Unholy Acts of “Holy” Men: More Than 300 Clergymen Accused of Molesting Over 1000 Children
Next Post

Press {{ keys }} + D to make this page bookmarked.


Unholy Acts of “Holy” Men: More Than 300 Clergymen Accused of Molesting Over 1000 Children


USA — August 16, 2018

Criminals are expected to commit crimes, but when priests whom we trust and revere commit crimes as abominable as rape and molestation, it shows something is seriously wrong with our religious institutions.  The release of a landmark grand jury report showing that more than 1,000 children were molested and raped by hundreds of Roman Catholic priests in the US state of Pennsylvania and senior church officials took steps to cover it up, is more than enough to shake the belief of even the most ardent believers.

The near-900-page report is the result of one of the largest US investigations into sexual abuse in the Catholic church. In painful detail, it describes how for decades one of the most powerful churches in the world committed the abuse and left no stone unturned in hiding the sufferings of the children.

The abuse ranged from groping and masturbation to anal, oral and vaginal rape. While most of the abuse survivors were boys, girls were abused too, the report highlighted.

"Church officials routinely and purposefully described the abuse as horseplay and wrestling... It was none of those things. It was child sexual abuse, including rape," Pennsylvania Attorney General Josh Shapiro said.

He also narrated an incident where one priest molested five sisters in one family. The diocese settled the matter with the family after forcing them to sign a confidentiality agreement. 

The incidents described in the report include a priest who impregnated a minor and forced her to get an abortion, and yet was allowed to stay in the ministry; a priest who confessed to the oral and anal rape of at least 15 boys, including minors as young as seven; and a priest who collected the urine, pubic hair and menstrual blood of girls he abused in his home.

"Children were taught that this abuse was not only normal but that it was holy."

The report faulted Cardinal Donald Wuerl, the former longtime bishop of Pittsburgh who now leads the Washington archdiocese, for what it said was his part in the concealment of clergy sexual abuse. Wuerl, one of the highest-profile cardinals in the United States, released a statement on Tuesday saying that he had "acted with diligence, with concern for the victims and to prevent future acts of abuse".

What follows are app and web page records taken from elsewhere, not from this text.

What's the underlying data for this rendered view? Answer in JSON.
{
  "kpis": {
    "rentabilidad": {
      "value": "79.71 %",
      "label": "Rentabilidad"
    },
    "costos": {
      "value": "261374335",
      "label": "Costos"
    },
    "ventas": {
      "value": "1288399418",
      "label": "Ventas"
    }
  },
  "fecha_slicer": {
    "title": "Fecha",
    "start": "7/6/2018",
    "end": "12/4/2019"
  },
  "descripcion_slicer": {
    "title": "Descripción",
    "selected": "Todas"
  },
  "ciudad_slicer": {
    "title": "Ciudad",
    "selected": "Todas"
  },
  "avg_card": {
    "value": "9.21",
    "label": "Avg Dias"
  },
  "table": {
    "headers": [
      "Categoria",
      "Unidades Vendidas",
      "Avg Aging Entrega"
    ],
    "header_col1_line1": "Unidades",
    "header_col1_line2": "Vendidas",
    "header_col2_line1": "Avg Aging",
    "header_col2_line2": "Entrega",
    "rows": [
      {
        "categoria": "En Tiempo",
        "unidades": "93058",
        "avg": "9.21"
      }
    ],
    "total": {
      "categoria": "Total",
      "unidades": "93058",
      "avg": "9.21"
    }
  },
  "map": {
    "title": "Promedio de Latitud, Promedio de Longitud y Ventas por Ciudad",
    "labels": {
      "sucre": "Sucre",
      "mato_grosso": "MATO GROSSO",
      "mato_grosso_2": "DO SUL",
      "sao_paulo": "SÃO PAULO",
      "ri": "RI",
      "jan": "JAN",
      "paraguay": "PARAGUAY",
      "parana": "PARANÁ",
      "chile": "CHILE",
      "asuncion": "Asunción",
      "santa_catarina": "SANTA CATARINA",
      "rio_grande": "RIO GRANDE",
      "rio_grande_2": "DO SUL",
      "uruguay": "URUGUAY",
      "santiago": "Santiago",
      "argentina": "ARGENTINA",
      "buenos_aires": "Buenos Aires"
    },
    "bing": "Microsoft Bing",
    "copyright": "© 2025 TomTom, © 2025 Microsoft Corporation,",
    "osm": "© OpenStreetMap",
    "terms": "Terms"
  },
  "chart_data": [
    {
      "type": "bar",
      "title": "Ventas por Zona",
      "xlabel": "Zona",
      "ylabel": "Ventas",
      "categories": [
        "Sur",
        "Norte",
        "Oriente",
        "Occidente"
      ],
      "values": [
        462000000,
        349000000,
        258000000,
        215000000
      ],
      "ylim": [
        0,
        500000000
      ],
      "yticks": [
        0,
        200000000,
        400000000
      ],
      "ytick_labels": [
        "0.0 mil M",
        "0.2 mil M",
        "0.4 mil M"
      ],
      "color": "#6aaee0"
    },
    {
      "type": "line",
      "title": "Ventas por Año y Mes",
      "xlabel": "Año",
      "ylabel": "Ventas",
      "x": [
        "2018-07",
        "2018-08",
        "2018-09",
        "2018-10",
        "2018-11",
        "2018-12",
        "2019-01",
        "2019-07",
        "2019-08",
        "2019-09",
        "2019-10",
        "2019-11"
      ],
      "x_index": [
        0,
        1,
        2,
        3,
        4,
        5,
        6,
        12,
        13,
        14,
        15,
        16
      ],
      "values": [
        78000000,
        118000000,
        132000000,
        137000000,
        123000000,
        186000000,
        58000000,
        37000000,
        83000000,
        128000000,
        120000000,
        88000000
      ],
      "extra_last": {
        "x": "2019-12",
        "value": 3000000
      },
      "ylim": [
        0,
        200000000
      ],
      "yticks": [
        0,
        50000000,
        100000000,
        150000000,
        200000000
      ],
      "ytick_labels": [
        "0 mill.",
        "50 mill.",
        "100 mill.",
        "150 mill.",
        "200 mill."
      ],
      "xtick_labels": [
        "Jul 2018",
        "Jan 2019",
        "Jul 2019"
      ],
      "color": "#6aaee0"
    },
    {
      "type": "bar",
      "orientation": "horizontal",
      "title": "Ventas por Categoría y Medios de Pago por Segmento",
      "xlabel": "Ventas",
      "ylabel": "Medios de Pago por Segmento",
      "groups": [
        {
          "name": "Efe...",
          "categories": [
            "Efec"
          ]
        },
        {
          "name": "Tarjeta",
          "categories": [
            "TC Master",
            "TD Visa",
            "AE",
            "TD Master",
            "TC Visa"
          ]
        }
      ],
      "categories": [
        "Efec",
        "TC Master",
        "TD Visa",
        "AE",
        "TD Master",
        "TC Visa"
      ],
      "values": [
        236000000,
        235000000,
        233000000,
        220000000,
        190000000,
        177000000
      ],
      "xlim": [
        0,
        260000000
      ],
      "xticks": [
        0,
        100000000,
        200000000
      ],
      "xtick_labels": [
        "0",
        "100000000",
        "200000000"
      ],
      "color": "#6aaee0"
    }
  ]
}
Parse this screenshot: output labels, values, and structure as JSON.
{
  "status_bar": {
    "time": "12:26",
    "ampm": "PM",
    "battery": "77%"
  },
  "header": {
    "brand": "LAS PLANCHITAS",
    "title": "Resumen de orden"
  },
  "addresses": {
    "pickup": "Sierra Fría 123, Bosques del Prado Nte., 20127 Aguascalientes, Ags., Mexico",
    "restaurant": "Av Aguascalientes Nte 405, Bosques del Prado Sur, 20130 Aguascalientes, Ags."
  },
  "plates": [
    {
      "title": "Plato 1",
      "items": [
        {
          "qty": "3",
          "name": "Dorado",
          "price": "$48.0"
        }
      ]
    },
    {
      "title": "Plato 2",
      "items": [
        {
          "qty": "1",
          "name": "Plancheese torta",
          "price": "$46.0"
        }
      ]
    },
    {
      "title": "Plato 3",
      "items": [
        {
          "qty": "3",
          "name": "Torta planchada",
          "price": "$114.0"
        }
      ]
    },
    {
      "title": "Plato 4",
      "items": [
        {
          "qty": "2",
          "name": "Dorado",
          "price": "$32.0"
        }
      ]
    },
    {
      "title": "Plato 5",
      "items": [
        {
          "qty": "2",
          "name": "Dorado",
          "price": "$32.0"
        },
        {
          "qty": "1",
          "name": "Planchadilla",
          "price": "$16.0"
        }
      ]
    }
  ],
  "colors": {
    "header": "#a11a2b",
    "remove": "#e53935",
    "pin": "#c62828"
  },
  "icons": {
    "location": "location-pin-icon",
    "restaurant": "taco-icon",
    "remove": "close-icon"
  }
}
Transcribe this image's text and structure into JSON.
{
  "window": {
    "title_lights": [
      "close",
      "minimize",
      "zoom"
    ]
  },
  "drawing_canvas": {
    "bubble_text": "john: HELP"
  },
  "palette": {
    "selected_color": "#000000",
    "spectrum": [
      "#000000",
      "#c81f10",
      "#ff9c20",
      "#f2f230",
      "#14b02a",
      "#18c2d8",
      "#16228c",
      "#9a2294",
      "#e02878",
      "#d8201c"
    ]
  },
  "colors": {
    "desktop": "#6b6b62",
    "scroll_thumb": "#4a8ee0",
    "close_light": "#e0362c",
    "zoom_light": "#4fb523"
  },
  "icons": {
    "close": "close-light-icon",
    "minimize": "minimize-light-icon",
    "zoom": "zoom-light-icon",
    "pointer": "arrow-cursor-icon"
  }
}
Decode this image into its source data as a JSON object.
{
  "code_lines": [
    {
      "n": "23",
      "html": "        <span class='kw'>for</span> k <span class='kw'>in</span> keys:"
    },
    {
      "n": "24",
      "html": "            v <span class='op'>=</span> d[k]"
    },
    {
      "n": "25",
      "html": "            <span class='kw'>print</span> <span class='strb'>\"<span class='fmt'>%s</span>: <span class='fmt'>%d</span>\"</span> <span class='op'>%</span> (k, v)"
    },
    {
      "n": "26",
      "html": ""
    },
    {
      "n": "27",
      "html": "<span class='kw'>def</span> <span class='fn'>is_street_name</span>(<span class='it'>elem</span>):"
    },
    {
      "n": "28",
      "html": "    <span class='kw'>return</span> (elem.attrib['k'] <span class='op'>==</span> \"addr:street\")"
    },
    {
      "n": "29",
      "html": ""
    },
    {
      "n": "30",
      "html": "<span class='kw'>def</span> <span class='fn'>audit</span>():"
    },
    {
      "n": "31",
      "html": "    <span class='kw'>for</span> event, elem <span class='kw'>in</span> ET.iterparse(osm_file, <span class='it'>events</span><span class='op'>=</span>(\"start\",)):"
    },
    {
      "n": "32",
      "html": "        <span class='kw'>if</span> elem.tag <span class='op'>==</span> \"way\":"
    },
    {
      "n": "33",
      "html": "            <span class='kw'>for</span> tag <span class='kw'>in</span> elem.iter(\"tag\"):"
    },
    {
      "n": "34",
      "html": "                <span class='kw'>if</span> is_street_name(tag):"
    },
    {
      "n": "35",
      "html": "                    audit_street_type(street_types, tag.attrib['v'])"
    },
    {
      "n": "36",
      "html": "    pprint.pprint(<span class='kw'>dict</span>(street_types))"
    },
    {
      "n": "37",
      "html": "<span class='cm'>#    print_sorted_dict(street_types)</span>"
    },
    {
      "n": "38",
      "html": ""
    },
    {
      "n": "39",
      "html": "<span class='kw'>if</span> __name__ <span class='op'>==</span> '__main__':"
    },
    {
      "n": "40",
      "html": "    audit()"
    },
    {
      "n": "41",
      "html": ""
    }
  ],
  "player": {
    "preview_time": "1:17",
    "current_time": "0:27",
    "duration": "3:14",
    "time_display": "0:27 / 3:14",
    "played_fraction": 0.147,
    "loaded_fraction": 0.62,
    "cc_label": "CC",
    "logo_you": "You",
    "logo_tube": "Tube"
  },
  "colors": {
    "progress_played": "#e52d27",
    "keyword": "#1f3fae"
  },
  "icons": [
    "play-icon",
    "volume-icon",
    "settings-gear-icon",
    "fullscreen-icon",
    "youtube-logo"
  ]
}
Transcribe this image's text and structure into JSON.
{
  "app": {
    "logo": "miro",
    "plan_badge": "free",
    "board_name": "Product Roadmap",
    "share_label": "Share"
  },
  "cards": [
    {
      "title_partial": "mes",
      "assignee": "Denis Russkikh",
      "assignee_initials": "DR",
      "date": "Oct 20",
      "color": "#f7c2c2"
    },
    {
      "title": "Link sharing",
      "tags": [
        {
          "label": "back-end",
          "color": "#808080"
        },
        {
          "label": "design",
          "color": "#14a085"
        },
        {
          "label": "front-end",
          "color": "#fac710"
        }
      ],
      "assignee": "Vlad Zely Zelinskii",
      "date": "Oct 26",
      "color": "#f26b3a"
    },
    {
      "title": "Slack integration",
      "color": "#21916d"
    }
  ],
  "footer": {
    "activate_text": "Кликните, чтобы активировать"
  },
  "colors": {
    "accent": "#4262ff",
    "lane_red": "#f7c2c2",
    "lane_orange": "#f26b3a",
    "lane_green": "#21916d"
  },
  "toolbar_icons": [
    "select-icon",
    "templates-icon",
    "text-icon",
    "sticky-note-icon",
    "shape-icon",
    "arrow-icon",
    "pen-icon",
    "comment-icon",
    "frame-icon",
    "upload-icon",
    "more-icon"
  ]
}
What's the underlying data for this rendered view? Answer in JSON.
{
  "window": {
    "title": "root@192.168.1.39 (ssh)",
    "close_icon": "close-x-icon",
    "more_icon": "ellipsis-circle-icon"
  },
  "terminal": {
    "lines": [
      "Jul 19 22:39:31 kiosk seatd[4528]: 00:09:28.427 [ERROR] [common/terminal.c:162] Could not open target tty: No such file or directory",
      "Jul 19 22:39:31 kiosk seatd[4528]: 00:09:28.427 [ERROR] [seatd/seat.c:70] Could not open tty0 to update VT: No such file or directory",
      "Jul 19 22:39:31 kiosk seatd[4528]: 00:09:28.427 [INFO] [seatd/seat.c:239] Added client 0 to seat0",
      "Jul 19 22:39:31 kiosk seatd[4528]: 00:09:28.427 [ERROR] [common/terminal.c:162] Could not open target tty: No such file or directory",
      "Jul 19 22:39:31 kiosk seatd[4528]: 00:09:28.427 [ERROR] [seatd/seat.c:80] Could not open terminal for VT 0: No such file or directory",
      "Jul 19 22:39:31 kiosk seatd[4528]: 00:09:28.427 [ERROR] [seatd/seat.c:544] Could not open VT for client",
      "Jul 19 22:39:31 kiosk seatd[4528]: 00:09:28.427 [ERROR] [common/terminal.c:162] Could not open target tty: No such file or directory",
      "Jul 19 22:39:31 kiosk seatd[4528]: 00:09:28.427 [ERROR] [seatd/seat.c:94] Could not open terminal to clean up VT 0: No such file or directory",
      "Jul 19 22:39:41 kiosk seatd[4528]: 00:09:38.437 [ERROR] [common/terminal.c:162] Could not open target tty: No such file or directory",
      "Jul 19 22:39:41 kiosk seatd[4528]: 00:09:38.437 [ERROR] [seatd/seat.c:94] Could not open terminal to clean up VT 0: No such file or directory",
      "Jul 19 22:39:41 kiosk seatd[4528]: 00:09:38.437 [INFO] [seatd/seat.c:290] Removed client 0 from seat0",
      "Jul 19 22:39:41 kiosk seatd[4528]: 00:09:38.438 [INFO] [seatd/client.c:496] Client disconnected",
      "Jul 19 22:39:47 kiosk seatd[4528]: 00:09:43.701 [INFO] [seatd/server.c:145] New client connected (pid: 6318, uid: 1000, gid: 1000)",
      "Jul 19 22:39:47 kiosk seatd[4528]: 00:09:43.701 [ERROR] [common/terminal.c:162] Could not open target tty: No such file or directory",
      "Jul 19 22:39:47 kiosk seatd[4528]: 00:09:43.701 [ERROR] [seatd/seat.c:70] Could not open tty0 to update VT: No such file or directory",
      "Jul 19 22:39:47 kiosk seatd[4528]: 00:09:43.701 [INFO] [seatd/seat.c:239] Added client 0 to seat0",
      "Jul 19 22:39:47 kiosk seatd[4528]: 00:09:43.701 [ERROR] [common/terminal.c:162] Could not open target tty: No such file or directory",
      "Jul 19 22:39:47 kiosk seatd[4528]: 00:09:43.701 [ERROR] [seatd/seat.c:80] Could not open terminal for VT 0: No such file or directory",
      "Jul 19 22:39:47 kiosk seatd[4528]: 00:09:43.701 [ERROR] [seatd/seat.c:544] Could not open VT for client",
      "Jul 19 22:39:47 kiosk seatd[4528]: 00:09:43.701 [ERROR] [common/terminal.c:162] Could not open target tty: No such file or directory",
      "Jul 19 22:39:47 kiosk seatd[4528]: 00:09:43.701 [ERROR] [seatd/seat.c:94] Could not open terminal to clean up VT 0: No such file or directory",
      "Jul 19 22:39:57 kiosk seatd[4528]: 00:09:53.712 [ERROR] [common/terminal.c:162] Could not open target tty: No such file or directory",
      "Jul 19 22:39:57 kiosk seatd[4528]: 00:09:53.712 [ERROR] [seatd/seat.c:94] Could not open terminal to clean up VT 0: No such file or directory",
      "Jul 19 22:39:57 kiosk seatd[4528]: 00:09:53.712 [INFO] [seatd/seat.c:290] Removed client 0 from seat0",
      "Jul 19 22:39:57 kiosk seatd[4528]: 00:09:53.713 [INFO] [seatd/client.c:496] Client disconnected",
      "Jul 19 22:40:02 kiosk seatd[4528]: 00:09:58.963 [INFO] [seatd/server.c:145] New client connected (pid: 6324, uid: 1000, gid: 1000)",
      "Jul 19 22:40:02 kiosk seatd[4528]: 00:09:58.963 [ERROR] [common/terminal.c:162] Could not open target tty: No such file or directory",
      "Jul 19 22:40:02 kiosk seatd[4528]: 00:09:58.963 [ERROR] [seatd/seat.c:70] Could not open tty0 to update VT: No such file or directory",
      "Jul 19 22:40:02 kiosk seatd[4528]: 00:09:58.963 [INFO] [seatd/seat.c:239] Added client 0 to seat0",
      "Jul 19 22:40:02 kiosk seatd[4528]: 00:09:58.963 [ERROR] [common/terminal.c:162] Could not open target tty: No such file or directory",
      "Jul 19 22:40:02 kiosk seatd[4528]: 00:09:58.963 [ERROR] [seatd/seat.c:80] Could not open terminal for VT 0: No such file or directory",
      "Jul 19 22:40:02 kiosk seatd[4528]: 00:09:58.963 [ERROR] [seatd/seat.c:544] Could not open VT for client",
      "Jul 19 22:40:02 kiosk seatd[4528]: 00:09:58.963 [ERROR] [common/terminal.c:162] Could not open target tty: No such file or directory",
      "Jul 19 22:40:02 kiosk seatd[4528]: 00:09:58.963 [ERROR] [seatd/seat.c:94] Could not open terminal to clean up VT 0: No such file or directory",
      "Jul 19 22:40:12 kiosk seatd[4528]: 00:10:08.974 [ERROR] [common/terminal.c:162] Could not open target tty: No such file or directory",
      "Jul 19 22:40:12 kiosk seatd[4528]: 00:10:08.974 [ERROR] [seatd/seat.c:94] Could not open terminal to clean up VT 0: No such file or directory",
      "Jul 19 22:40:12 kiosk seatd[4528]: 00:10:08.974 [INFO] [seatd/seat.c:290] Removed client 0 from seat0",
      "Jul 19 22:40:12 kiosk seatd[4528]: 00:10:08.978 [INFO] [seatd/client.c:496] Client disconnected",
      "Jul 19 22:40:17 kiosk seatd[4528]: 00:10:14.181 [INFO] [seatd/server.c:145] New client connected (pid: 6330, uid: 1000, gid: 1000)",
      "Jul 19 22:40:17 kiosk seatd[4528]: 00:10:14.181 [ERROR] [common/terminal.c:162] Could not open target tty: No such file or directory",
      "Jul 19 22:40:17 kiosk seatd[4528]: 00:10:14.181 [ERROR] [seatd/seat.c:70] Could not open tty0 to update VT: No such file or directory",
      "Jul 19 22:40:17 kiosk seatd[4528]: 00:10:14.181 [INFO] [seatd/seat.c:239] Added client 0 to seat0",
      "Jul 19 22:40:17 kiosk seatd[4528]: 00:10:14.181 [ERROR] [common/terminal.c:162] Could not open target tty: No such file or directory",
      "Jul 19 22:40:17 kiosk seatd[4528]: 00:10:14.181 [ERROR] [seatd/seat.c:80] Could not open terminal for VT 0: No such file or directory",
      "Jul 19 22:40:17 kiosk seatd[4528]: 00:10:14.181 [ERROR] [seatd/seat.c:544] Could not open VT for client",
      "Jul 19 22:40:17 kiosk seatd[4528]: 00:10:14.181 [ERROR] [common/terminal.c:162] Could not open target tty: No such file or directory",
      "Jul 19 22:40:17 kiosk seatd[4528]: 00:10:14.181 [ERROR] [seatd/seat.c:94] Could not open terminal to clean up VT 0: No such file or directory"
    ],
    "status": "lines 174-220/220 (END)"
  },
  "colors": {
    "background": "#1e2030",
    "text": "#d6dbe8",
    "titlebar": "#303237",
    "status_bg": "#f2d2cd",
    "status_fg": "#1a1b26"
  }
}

"The cover-up was sophisticated. And all the while, shockingly, church leadership kept records of the abuse and the cover-up. These documents, from the dioceses' own 'Secret Archives,' formed the backbone of this investigation," said Shapiro.

Twenty-three grand jurors, including practicing Catholics worked for two years to compile the report. The report is based on internal documents surrendered by the six dioceses it investigated and the testimony from victims. More than a dozen priests appeared before the grand jury and “most of them admitted what they had done”, the report said.

The grand jury also consulted the FBI, which helped in the analysis of cover-ups. In its findings, the grand jury described the cover-ups as “a playbook for concealing the truth”.

Despite the grand jury’s hard work, it won't result in justice for the vast majority of those who say they were molested by priests as children. While the investigation produced charges against two clergymen the other priests identified as perpetrators are either dead or will manage to avoid arrest because their alleged crimes are too old to prosecute under state law.

In addition to providing a detailed report showing the abuse by priests and how the church used its influence and money to cover up such cases, the grand jury also issued recommendations for how present laws should now change. Their recommendations include eliminating criminal statute of limitations for sexually abusing children and expanding the pool of people who can make civil claims against the church.

“Because the priests had largely escaped public accountability and in some cases were promoted,” the report said: “Until that changes, we think it is too early to close the book on the Catholic church sex scandal.”

Author: USA Really